To execute the scheme, IMG employed doctors, like defendant Vijay Chowdary, who agreed to prescribe oxycodone and other controlled substances to patients without regard to medical necessity, with only a cursory physical examination of the patient, and in violation of numerous federal and state laws and DEA regulations regarding the storage and distribution of controlled substances. To accomplish the scheme, the defendants created and used a number of false documents. For example, the defendants used phony Florida identification cards to make it appear that all of IMG’s patients were residing in Florida. The defendants also made and used false MRI reports, and discarded urinalysis results that showed that patients were using cocaine and other drugs, advising the patients to return when their urine was clean. The clinic allowed and encouraged the use of “sponsors,” a practice in pill mills where an individual “sponsors” a group of patients in the clinic and pays all of the expenses associated with clinic visit in return for all or a portion of the pills prescribed.
U.S. Attorney Wifredo A. Ferrer stated, “As this case demonstrates, federal and local law enforcement continue to stand united to tackle the pill mill epidemic that has plagued Broward County and our state. Together, we are making a positive difference, as we continue to bring down these unscrupulous doctors and drug dealers who seek to hide behind a medical license. Pill mill operators be warned: we are not done yet.”
Mark R. Trouville, DEA Special Agent in Charge stated, “This is a text book example of an illegal prescription drug trafficking organization. These rogue doctors and greedy drug dealers tried to make a pill mill look like a legitimate business. The days of profiting from these crimes have come to an end for these seven defendants. The diversion of pharmaceutical drugs remains a priority for the DEA and our law enforcement partners in South Florida. We will stay committed to ridding our communities of those who look to become rich from the diversion of powerful prescription medications.”
“I’m extremely proud of the hard work and dedication our investigators have put into building a solid case against these suspects,” Sheriff Scott Israel said. “This group is made up of drug traffickers passing themselves off as businessmen and medical patients and unscrupulous clinicians pretending to be medical professionals. They did all of this to further their criminal enterprise without concern for the people whose lives they were putting at risk.”

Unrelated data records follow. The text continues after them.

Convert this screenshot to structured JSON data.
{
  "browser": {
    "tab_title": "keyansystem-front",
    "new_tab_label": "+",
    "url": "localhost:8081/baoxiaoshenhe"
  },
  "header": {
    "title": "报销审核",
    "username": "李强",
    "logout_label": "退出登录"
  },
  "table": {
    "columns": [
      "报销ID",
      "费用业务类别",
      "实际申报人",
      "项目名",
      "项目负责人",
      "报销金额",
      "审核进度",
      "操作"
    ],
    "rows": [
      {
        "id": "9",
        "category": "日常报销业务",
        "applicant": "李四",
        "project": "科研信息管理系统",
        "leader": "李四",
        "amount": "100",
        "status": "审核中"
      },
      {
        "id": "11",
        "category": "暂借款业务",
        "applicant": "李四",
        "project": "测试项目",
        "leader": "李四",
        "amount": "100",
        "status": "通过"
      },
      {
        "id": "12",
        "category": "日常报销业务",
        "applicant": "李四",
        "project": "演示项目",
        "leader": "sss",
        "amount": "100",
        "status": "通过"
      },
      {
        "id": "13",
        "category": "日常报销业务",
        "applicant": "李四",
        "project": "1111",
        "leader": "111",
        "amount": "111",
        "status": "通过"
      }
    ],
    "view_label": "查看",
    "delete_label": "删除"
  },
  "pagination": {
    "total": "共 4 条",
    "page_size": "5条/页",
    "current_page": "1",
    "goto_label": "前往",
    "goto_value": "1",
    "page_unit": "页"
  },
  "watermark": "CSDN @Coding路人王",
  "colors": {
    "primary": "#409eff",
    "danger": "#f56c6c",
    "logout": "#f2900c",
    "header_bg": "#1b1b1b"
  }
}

If convicted, the defendants face up to 20 years in prison for conspiracy to distribute, dispense and possess oxycodone; up to 20 years for distributing, dispensing, and aiding and abetting the distribution and dispensing, of oxycodone outside the usual course of professional practice and not for a legitimate medic
al purpose; and up to 20 years for maintaining a location for the distribution of narcotics. Lastly, defendant Boyd faces up to 20 years on the money laundering charges.